• _Your goal_
Among the records that follow, how many lines contain the word "image"? Give the number and no other words.

Dataset rows describing interfaces:

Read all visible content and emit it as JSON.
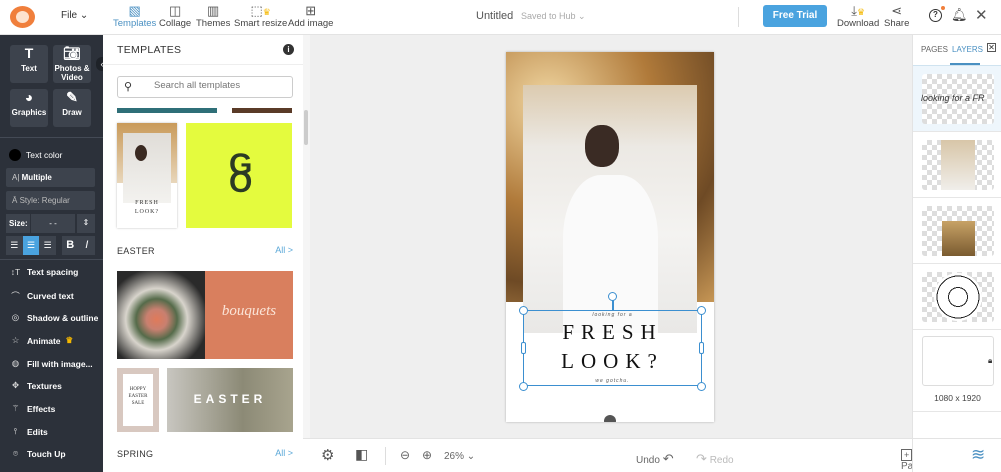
{
  "header": {
    "file": "File",
    "tools": [
      {
        "label": "Templates",
        "icon": "templates-icon"
      },
      {
        "label": "Collage",
        "icon": "collage-icon"
      },
      {
        "label": "Themes",
        "icon": "themes-icon"
      },
      {
        "label": "Smart resize",
        "icon": "smart-resize-icon"
      },
      {
        "label": "Add image",
        "icon": "add-image-icon"
      }
    ],
    "title": "Untitled",
    "save_status": "Saved to Hub",
    "free_trial": "Free Trial",
    "download": "Download",
    "share": "Share"
  },
  "sidebar": {
    "big_buttons": [
      "Text",
      "Photos & Video",
      "Graphics",
      "Draw"
    ],
    "text_color": "Text color",
    "font": "Multiple",
    "style": "Style: Regular",
    "size_label": "Size:",
    "size_value": "- -",
    "tools": [
      "Text spacing",
      "Curved text",
      "Shadow & outline",
      "Animate",
      "Fill with image...",
      "Textures",
      "Effects",
      "Edits",
      "Touch Up"
    ]
  },
  "templates": {
    "title": "TEMPLATES",
    "search_placeholder": "Search all templates",
    "sections": [
      {
        "name": "EASTER",
        "all": "All >"
      },
      {
        "name": "SPRING",
        "all": "All >"
      }
    ],
    "thumb_text": {
      "fresh": "FRESH",
      "look": "LOOK?",
      "bouquets": "bouquets",
      "hoppy": "HOPPY EASTER SALE",
      "easter": "EASTER"
    }
  },
  "canvas": {
    "small_top": "looking for a",
    "line1": "FRESH",
    "line2": "LOOK?",
    "small_bottom": "we gotchu."
  },
  "bottom": {
    "zoom": "26%",
    "undo": "Undo",
    "redo": "Redo",
    "pages": "Pages"
  },
  "right": {
    "tabs": [
      "PAGES",
      "LAYERS"
    ],
    "layer_text": "looking for a FR",
    "size": "1080 x 1920"
  },
  "colors": {
    "accent": "#4aa3df",
    "sidebar": "#2c313a",
    "lime": "#e4fb3e",
    "coral": "#d97f5e"
  }
}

• _Task solution_
3